* _Activity_: Exactly reproduce each entry, leaving out nothing.

Saved data entries
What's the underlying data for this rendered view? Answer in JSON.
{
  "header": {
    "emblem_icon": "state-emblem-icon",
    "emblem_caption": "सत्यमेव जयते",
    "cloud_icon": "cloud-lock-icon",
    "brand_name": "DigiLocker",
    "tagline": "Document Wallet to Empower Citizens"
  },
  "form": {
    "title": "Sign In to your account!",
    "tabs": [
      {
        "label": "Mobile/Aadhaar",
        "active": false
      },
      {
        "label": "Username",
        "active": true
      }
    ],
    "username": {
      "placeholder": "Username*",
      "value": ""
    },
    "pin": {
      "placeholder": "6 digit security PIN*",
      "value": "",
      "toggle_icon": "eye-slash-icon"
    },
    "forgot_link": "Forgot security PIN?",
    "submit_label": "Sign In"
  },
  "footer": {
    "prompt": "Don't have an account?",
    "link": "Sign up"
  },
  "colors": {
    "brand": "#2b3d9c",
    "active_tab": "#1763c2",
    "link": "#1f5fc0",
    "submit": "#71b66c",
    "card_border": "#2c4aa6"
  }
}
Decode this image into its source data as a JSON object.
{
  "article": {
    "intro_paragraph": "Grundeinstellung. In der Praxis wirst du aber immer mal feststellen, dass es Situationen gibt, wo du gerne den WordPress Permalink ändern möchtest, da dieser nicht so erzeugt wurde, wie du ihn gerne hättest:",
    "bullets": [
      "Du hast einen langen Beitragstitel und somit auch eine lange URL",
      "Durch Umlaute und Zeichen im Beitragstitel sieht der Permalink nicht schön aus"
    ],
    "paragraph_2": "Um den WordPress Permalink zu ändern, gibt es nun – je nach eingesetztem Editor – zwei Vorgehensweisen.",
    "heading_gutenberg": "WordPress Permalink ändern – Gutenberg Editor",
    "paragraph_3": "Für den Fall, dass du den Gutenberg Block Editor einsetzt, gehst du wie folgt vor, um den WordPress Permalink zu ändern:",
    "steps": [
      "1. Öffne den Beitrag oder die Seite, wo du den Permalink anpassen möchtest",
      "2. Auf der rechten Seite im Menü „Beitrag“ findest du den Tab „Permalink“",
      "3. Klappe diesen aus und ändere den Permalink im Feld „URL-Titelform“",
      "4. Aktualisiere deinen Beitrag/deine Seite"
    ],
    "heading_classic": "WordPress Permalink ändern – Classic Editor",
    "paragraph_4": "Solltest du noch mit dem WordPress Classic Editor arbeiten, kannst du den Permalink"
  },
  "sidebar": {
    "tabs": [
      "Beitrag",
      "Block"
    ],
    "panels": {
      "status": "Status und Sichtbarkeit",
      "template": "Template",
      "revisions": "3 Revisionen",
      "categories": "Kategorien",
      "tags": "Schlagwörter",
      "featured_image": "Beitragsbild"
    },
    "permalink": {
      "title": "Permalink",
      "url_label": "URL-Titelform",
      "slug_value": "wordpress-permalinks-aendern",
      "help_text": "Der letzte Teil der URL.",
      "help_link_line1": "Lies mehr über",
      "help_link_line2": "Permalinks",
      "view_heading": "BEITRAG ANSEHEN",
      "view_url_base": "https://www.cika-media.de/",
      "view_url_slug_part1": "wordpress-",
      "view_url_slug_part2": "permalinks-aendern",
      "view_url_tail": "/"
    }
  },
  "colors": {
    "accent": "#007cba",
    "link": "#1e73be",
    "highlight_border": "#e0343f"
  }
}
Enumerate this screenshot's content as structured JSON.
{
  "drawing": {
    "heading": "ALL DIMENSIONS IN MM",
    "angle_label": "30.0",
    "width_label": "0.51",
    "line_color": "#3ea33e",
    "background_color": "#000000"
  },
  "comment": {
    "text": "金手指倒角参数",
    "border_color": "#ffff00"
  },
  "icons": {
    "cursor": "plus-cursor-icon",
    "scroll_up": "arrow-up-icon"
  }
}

* _Reply to the exercise_:
What's the underlying data for this rendered view? Answer in JSON.
{
  "header": {
    "emblem_icon": "state-emblem-icon",
    "emblem_caption": "सत्यमेव जयते",
    "cloud_icon": "cloud-lock-icon",
    "brand_name": "DigiLocker",
    "tagline": "Document Wallet to Empower Citizens"
  },
  "form": {
    "title": "Sign In to your account!",
    "tabs": [
      {
        "label": "Mobile/Aadhaar",
        "active": false
      },
      {
        "label": "Username",
        "active": true
      }
    ],
    "username": {
      "placeholder": "Username*",
      "value": ""
    },
    "pin": {
      "placeholder": "6 digit security PIN*",
      "value": "",
      "toggle_icon": "eye-slash-icon"
    },
    "forgot_link": "Forgot security PIN?",
    "submit_label": "Sign In"
  },
  "footer": {
    "prompt": "Don't have an account?",
    "link": "Sign up"
  },
  "colors": {
    "brand": "#2b3d9c",
    "active_tab": "#1763c2",
    "link": "#1f5fc0",
    "submit": "#71b66c",
    "card_border": "#2c4aa6"
  }
}
Decode this image into its source data as a JSON object.
{
  "article": {
    "intro_paragraph": "Grundeinstellung. In der Praxis wirst du aber immer mal feststellen, dass es Situationen gibt, wo du gerne den WordPress Permalink ändern möchtest, da dieser nicht so erzeugt wurde, wie du ihn gerne hättest:",
    "bullets": [
      "Du hast einen langen Beitragstitel und somit auch eine lange URL",
      "Durch Umlaute und Zeichen im Beitragstitel sieht der Permalink nicht schön aus"
    ],
    "paragraph_2": "Um den WordPress Permalink zu ändern, gibt es nun – je nach eingesetztem Editor – zwei Vorgehensweisen.",
    "heading_gutenberg": "WordPress Permalink ändern – Gutenberg Editor",
    "paragraph_3": "Für den Fall, dass du den Gutenberg Block Editor einsetzt, gehst du wie folgt vor, um den WordPress Permalink zu ändern:",
    "steps": [
      "1. Öffne den Beitrag oder die Seite, wo du den Permalink anpassen möchtest",
      "2. Auf der rechten Seite im Menü „Beitrag“ findest du den Tab „Permalink“",
      "3. Klappe diesen aus und ändere den Permalink im Feld „URL-Titelform“",
      "4. Aktualisiere deinen Beitrag/deine Seite"
    ],
    "heading_classic": "WordPress Permalink ändern – Classic Editor",
    "paragraph_4": "Solltest du noch mit dem WordPress Classic Editor arbeiten, kannst du den Permalink"
  },
  "sidebar": {
    "tabs": [
      "Beitrag",
      "Block"
    ],
    "panels": {
      "status": "Status und Sichtbarkeit",
      "template": "Template",
      "revisions": "3 Revisionen",
      "categories": "Kategorien",
      "tags": "Schlagwörter",
      "featured_image": "Beitragsbild"
    },
    "permalink": {
      "title": "Permalink",
      "url_label": "URL-Titelform",
      "slug_value": "wordpress-permalinks-aendern",
      "help_text": "Der letzte Teil der URL.",
      "help_link_line1": "Lies mehr über",
      "help_link_line2": "Permalinks",
      "view_heading": "BEITRAG ANSEHEN",
      "view_url_base": "https://www.cika-media.de/",
      "view_url_slug_part1": "wordpress-",
      "view_url_slug_part2": "permalinks-aendern",
      "view_url_tail": "/"
    }
  },
  "colors": {
    "accent": "#007cba",
    "link": "#1e73be",
    "highlight_border": "#e0343f"
  }
}
Enumerate this screenshot's content as structured JSON.
{
  "drawing": {
    "heading": "ALL DIMENSIONS IN MM",
    "angle_label": "30.0",
    "width_label": "0.51",
    "line_color": "#3ea33e",
    "background_color": "#000000"
  },
  "comment": {
    "text": "金手指倒角参数",
    "border_color": "#ffff00"
  },
  "icons": {
    "cursor": "plus-cursor-icon",
    "scroll_up": "arrow-up-icon"
  }
}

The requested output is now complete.